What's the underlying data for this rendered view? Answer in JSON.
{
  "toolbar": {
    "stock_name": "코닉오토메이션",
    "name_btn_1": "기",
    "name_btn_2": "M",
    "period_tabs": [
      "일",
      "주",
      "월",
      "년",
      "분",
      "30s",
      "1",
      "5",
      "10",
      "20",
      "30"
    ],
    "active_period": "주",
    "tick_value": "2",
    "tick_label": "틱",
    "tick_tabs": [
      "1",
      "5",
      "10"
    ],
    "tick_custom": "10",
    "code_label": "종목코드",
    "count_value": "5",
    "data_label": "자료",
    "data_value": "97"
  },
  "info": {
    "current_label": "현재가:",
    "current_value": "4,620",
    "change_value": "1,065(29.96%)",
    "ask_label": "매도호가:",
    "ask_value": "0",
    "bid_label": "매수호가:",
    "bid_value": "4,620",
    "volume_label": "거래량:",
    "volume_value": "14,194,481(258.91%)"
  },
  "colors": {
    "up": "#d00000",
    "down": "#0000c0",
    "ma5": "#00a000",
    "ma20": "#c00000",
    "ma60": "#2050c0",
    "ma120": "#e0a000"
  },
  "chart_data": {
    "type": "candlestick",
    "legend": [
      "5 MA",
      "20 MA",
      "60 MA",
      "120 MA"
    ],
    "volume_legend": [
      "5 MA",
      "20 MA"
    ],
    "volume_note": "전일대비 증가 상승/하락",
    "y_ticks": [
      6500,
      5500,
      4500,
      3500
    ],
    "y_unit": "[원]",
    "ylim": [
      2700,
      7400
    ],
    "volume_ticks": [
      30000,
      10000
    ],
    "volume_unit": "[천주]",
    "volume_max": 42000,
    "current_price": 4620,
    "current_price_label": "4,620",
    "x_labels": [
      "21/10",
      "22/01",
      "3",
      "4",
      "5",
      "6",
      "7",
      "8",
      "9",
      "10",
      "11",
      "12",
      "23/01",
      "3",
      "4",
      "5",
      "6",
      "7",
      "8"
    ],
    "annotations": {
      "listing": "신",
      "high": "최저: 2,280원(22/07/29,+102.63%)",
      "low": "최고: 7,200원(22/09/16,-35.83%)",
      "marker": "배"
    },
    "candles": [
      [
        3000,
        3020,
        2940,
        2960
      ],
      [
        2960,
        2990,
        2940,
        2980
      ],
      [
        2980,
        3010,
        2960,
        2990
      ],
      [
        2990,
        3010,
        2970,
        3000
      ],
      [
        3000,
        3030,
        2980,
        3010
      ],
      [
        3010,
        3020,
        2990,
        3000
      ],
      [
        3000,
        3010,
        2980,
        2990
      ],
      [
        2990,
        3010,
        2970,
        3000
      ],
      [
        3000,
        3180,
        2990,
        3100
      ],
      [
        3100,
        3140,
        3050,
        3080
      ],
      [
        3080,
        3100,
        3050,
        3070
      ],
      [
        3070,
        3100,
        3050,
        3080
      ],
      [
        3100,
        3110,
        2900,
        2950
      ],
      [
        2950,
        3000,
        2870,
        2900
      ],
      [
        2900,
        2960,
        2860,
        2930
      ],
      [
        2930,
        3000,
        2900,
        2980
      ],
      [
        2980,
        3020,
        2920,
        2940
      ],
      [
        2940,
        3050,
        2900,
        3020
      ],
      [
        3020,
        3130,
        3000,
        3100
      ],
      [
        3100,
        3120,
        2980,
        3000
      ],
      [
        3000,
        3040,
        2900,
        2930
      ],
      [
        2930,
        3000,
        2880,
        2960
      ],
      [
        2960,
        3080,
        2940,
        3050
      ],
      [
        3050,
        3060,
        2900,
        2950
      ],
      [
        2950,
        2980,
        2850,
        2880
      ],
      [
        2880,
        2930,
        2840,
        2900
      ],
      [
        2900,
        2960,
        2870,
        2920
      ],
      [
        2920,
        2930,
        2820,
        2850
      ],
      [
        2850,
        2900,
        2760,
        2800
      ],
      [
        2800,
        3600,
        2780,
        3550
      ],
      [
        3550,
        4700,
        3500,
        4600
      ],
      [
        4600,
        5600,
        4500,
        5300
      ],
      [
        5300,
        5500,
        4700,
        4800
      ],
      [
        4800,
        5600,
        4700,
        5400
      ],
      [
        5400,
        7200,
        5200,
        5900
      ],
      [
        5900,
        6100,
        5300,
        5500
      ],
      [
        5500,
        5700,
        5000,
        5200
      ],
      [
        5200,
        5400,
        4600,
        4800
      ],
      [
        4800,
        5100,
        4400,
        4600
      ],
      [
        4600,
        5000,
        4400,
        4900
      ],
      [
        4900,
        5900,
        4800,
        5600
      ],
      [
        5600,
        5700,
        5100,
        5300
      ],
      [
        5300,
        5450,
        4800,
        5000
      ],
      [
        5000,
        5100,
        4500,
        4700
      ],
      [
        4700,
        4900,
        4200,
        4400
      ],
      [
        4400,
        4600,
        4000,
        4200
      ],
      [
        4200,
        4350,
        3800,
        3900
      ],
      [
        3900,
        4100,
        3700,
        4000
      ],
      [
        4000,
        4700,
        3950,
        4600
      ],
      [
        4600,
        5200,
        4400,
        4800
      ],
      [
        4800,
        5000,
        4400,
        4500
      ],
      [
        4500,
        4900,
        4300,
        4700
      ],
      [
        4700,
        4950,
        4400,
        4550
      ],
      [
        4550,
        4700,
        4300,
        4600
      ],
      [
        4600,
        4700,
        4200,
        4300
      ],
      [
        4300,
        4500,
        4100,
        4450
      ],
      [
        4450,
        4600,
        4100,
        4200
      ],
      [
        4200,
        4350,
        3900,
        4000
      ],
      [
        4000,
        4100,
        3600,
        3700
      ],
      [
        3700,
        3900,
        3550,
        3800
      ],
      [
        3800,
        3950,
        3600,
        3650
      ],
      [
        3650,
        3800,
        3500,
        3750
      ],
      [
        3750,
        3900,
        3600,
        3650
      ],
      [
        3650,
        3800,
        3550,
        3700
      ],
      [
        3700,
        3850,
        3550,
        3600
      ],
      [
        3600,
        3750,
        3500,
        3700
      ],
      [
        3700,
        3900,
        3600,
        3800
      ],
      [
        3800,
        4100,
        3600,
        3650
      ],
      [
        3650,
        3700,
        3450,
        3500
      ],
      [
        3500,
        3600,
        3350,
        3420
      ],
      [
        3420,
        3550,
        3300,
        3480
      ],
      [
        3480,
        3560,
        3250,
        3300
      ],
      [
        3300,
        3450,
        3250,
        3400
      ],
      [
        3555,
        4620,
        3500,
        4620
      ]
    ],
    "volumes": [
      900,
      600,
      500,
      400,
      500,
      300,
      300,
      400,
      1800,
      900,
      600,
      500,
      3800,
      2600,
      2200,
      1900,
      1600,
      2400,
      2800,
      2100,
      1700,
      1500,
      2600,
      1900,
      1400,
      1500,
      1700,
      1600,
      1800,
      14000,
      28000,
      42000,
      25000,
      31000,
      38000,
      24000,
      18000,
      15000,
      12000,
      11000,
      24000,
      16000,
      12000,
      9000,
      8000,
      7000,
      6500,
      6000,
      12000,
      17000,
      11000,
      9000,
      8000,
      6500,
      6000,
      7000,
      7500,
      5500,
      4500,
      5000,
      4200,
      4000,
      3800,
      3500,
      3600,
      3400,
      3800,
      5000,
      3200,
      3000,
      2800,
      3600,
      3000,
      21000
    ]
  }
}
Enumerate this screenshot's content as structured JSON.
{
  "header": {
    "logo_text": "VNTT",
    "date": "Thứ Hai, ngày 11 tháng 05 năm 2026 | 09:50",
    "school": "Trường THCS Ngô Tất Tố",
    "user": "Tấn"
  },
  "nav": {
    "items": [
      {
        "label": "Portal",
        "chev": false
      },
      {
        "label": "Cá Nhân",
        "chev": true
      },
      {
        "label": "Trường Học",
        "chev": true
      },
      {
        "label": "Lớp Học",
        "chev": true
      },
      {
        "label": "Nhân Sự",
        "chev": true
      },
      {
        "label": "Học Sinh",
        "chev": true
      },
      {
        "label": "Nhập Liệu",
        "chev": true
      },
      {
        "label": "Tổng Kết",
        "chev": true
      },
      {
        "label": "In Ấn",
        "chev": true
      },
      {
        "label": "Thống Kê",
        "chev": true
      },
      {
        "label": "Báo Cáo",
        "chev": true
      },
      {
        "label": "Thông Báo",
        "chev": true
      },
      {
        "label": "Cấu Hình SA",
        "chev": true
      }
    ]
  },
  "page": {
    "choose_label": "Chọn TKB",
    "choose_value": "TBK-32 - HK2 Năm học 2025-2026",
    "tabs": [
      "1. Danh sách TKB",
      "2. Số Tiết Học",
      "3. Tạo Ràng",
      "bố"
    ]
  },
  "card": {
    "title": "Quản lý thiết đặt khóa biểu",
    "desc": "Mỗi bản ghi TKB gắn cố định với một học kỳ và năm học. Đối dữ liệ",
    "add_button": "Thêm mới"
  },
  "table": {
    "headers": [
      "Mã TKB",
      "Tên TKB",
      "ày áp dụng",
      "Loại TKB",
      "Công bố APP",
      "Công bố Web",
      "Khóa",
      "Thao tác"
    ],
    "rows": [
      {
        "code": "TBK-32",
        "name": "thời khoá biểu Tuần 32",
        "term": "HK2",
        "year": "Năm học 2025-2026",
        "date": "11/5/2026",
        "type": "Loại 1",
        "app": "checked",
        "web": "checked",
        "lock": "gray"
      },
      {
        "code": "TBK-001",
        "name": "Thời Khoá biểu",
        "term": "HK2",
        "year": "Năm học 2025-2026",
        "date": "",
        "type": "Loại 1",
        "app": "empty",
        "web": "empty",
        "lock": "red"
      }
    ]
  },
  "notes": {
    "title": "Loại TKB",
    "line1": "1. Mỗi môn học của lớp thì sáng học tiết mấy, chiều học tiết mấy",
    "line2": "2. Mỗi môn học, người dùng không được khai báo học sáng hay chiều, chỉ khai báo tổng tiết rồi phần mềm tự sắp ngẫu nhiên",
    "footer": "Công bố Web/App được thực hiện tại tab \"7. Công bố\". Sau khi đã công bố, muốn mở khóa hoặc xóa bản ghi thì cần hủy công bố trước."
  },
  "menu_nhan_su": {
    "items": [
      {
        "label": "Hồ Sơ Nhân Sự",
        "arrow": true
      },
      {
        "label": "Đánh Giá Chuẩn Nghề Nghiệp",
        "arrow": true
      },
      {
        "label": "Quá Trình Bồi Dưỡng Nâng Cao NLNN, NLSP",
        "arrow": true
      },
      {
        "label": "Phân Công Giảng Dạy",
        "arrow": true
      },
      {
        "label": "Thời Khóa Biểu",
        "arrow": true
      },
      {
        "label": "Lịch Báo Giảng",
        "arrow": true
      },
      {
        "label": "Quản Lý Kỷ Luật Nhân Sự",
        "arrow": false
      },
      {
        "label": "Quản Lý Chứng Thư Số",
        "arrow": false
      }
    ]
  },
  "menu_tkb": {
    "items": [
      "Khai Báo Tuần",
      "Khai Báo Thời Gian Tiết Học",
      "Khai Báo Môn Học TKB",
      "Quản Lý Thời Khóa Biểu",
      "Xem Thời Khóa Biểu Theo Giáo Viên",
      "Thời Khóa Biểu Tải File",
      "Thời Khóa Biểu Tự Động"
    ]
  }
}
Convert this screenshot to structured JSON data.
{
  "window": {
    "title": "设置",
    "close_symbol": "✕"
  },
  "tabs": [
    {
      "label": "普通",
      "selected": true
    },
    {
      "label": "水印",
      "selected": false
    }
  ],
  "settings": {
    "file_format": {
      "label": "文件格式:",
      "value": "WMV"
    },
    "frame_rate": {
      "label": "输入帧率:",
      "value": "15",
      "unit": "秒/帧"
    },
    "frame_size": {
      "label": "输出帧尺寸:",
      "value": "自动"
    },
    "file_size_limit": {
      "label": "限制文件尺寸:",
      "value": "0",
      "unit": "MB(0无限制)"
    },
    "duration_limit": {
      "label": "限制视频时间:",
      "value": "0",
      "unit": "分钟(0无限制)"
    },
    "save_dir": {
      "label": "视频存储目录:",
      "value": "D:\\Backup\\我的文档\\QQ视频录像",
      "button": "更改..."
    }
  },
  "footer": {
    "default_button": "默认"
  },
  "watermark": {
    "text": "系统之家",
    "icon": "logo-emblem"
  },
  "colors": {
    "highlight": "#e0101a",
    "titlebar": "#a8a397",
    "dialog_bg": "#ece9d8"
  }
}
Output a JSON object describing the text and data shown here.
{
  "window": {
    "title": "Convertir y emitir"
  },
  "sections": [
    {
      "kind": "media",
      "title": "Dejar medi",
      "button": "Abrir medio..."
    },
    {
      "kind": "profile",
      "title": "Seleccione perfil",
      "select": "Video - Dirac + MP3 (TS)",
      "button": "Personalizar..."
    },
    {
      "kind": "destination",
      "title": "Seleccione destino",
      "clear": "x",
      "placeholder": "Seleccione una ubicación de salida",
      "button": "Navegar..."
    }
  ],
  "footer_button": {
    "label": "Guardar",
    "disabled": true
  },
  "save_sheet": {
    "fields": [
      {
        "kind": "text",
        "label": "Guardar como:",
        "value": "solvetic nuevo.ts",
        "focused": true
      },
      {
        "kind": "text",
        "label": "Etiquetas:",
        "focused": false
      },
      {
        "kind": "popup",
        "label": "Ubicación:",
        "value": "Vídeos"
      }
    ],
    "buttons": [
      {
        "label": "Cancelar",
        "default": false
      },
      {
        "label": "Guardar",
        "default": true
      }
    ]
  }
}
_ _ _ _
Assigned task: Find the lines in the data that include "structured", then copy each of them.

Solution for this exercise:
Enumerate this screenshot's content as structured JSON.
Convert this screenshot to structured JSON data.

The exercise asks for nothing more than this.